_Work to complete:_ Set every entry down again precisely.

=== Exercise materials ===

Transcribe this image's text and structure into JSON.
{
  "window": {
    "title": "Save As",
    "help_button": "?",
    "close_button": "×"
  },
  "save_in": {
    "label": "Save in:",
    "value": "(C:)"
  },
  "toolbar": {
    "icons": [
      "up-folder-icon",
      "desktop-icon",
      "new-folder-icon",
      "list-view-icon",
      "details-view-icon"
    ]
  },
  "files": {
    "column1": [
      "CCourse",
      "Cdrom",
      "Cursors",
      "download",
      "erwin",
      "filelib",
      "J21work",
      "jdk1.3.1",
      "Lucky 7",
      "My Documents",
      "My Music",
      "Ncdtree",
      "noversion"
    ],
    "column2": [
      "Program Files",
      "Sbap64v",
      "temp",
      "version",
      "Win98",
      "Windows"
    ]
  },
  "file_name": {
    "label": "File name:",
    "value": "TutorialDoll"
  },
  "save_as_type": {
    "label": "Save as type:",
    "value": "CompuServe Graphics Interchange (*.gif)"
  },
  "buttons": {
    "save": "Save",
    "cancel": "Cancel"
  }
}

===

_Response to this task:_
Transcribe this image's text and structure into JSON.
{
  "window": {
    "title": "Save As",
    "help_button": "?",
    "close_button": "×"
  },
  "save_in": {
    "label": "Save in:",
    "value": "(C:)"
  },
  "toolbar": {
    "icons": [
      "up-folder-icon",
      "desktop-icon",
      "new-folder-icon",
      "list-view-icon",
      "details-view-icon"
    ]
  },
  "files": {
    "column1": [
      "CCourse",
      "Cdrom",
      "Cursors",
      "download",
      "erwin",
      "filelib",
      "J21work",
      "jdk1.3.1",
      "Lucky 7",
      "My Documents",
      "My Music",
      "Ncdtree",
      "noversion"
    ],
    "column2": [
      "Program Files",
      "Sbap64v",
      "temp",
      "version",
      "Win98",
      "Windows"
    ]
  },
  "file_name": {
    "label": "File name:",
    "value": "TutorialDoll"
  },
  "save_as_type": {
    "label": "Save as type:",
    "value": "CompuServe Graphics Interchange (*.gif)"
  },
  "buttons": {
    "save": "Save",
    "cancel": "Cancel"
  }
}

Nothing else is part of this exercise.